───── RECORD SET

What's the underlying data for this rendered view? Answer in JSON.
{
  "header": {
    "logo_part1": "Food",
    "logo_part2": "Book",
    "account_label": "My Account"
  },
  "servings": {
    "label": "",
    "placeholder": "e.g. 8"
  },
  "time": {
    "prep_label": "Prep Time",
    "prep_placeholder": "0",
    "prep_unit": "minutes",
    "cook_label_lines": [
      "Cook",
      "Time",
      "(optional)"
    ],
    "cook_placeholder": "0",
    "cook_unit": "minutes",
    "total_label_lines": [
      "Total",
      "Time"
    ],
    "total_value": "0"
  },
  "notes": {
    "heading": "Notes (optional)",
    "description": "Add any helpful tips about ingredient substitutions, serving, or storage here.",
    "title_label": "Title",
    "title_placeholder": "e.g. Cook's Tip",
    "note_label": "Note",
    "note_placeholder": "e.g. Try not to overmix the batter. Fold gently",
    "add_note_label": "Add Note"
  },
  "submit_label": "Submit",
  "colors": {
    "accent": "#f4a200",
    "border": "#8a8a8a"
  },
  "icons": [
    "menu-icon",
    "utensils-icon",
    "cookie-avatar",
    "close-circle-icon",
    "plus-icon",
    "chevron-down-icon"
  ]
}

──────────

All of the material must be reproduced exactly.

What's the underlying data for this rendered view? Answer in JSON.
{
  "header": {
    "logo_part1": "Food",
    "logo_part2": "Book",
    "account_label": "My Account"
  },
  "servings": {
    "label": "",
    "placeholder": "e.g. 8"
  },
  "time": {
    "prep_label": "Prep Time",
    "prep_placeholder": "0",
    "prep_unit": "minutes",
    "cook_label_lines": [
      "Cook",
      "Time",
      "(optional)"
    ],
    "cook_placeholder": "0",
    "cook_unit": "minutes",
    "total_label_lines": [
      "Total",
      "Time"
    ],
    "total_value": "0"
  },
  "notes": {
    "heading": "Notes (optional)",
    "description": "Add any helpful tips about ingredient substitutions, serving, or storage here.",
    "title_label": "Title",
    "title_placeholder": "e.g. Cook's Tip",
    "note_label": "Note",
    "note_placeholder": "e.g. Try not to overmix the batter. Fold gently",
    "add_note_label": "Add Note"
  },
  "submit_label": "Submit",
  "colors": {
    "accent": "#f4a200",
    "border": "#8a8a8a"
  },
  "icons": [
    "menu-icon",
    "utensils-icon",
    "cookie-avatar",
    "close-circle-icon",
    "plus-icon",
    "chevron-down-icon"
  ]
}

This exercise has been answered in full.